Work is currently being done on the next iteration of the regular season simulation. Last year a 5 part series of posts attempted to explain how this simulation worked. Simulation in the past two years relied on all games from 1970 – present; around 100K games. The next iteration of this simulation will use the daily snapshots back to 1920 or around 200K games.
Due to major differences in the way teams were managed between then and now there are some issues that need to be resolved. This set of posts will highlight those issues and some of the decisions being made to address them. This is after all a log book.
Relief was a big vector for error and how this was solved will be covered later. Today will be a short, perhaps interesting post about starting pitching between then and now that affects the way the simulator treats starters.
As explained in part 5, there are two kinds of combo pairs; lineup -> starter and lineup -> relief. Each of these pairs is assigned an integer between -6 and +6. A tier combo of -6 is the worst lineup facing the best pitcher or relief squad; +6 the opposite.
Each game consists of 4 pairs; an away ls, lr, and a home ls,lr. The simulator will look back into the past and for lineup->starter grab the number of innings pitched and number of earned runs scored for both home and away. It calculates who won that simulated game, counts it, and does it again one million times per simulation. At the end it tabulates wins and losses and that’s the estimated probability for the current game.
There is a rather large difference between modern baseball and legacy baseball. Right now studies are being made to show those differences. Below is a table showing percentages for starters who pitched complete 9 innings.
The columns represent a decade of games for the 1950s, 1960s, 2000s, and 2010s. A -6 Tie combor is the worst lineup vs. best starter, +6 tier combo is the best lineup vs. worst starter. The TOT row is average across all tier combos for that decade.
in 1950s A starter pitched 9 innings in 31.5% of all games. That dropped to a little more than 1/4 in 1960s. In modern baseball for which this simulator is supposed to handicap, it’s down to 2.1%. Even though Tier combo -6 is almost 3x that at 6.2%, it’s still extremely rare. Managers want to conserve wear and tear on their pitchers’s arms. Sports medicine wasn’t as sophisticated back in the 1950s.

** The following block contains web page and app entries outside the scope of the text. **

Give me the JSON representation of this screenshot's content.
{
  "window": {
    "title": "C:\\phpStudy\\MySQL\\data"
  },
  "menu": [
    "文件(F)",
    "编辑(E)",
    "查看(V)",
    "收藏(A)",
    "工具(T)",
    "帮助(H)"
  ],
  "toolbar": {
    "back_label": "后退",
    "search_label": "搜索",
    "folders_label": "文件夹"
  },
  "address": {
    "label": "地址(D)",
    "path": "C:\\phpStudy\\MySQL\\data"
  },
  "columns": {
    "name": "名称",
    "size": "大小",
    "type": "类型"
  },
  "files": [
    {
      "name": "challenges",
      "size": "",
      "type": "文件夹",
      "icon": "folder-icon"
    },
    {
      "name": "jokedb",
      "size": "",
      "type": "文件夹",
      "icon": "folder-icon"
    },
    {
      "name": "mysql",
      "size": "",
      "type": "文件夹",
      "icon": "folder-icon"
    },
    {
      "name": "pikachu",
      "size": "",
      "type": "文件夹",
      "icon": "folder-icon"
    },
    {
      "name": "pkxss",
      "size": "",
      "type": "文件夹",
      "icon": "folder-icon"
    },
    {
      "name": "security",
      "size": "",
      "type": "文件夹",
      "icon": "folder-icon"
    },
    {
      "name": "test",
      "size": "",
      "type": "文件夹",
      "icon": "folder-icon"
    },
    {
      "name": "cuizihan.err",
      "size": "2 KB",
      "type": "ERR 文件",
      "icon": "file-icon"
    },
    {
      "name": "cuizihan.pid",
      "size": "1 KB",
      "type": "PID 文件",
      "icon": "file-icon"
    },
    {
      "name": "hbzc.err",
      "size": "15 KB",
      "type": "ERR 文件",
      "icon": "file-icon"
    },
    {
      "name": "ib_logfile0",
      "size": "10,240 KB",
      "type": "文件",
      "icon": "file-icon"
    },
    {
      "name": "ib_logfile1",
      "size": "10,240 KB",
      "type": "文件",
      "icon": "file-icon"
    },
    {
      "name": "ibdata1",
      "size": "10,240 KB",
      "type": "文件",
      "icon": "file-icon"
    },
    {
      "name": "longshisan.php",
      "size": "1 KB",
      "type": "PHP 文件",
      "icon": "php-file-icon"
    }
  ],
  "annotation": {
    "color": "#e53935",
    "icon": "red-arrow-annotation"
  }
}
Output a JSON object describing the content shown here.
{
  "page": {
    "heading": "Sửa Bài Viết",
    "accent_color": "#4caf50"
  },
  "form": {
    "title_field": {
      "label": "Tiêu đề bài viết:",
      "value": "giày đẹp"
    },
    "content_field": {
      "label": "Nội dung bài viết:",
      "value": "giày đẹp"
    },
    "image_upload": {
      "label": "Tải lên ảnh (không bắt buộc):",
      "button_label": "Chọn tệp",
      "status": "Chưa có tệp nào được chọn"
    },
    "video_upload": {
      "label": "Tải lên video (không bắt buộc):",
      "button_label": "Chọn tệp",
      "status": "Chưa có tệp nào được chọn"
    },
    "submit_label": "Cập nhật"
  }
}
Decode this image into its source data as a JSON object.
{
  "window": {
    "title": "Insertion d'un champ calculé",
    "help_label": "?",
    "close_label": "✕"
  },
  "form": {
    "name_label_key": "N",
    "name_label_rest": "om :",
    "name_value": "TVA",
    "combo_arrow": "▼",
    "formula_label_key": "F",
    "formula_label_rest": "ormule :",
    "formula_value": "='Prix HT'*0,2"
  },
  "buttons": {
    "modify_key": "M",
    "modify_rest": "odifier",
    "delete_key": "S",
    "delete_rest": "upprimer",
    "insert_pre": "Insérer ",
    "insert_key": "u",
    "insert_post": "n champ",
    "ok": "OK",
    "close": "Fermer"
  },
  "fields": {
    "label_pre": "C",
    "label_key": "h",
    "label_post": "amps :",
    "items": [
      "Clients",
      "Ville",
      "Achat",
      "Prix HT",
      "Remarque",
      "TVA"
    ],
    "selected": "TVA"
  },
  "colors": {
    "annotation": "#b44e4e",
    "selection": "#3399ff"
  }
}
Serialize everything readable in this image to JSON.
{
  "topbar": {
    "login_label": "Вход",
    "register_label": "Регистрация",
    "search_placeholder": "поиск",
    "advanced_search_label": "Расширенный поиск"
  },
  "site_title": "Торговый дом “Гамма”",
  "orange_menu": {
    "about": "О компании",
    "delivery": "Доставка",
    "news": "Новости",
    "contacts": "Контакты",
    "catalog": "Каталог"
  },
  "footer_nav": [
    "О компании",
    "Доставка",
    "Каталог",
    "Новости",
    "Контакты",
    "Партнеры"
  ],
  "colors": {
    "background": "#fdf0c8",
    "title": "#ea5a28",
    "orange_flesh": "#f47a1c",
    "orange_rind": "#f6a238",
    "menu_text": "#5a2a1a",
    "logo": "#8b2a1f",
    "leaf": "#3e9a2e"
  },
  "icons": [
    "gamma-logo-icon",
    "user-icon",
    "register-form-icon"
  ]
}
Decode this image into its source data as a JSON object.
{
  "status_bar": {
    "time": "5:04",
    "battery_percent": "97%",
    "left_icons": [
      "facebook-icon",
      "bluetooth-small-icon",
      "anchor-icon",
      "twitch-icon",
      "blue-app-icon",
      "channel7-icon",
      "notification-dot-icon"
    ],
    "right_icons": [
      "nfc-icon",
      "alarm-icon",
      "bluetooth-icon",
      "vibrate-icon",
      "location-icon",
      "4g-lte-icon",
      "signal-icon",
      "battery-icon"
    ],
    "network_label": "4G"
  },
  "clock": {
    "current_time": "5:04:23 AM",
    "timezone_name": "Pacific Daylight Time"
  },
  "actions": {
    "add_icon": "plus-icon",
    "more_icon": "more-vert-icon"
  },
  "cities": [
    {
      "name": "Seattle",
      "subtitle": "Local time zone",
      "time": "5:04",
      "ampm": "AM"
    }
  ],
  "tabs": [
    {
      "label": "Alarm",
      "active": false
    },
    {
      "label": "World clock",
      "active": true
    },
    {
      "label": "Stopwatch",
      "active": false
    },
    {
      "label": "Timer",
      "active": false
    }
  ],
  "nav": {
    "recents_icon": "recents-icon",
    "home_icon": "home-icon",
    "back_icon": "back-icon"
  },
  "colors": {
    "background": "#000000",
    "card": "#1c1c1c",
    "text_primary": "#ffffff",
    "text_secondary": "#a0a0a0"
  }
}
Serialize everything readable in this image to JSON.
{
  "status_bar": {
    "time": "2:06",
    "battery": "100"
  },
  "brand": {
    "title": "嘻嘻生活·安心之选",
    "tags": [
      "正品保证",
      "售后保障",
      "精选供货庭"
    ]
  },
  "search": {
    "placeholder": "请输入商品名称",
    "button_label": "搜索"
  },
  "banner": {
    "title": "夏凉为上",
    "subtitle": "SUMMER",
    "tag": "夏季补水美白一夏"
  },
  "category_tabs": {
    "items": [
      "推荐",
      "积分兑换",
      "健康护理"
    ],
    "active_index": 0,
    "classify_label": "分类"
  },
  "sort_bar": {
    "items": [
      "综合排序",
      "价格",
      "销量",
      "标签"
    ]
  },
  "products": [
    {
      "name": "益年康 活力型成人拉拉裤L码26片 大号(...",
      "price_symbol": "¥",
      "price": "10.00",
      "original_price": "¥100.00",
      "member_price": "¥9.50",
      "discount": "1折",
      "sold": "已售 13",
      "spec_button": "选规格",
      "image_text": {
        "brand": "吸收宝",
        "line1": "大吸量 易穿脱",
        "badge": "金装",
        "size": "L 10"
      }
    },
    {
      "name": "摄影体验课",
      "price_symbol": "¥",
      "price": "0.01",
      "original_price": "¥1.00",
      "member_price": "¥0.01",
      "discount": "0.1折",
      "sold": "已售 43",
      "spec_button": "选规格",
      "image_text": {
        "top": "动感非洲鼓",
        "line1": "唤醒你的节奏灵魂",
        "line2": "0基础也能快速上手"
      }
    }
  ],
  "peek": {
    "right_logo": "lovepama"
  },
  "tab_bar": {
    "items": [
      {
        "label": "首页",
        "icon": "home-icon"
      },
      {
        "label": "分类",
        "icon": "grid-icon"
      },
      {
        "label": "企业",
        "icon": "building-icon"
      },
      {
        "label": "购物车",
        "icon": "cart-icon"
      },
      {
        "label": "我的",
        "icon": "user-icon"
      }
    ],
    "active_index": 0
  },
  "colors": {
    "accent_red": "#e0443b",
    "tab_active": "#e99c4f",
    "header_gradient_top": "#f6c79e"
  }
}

One would expect more complete games as Tier combos go negative where starters exceed lineups and that’s what we’re seeing. The 0 Tier combo row represents even steven between lineup and starter. One would expect that percentage should come close to the overall average and it does. It’s a little off in modern baseball but that could be due to smaller sample size.
There is a table like this for each inning but the 9th is most interesting. It is still a work in progress resolving 1950s data with modern baseball. The more data we have the more accurate the simulation will be.
That’s all for this tidbit into the simulator. This model cannot start simulating until May when there’s at least a month of baseball in the books and there’s still some problems with that. More on that later.
I had planned to cover spring training but decided to wait until opening day when we’ll do playoff horse race based upon 3 year splits of current roster. Then we’ll cover new guys for both White Sox and Cubs. Since the Cubs may not be on TV at my local tavern or any tavern around here we may be forced to follow the White Sox this season. We’ll see. Until then ….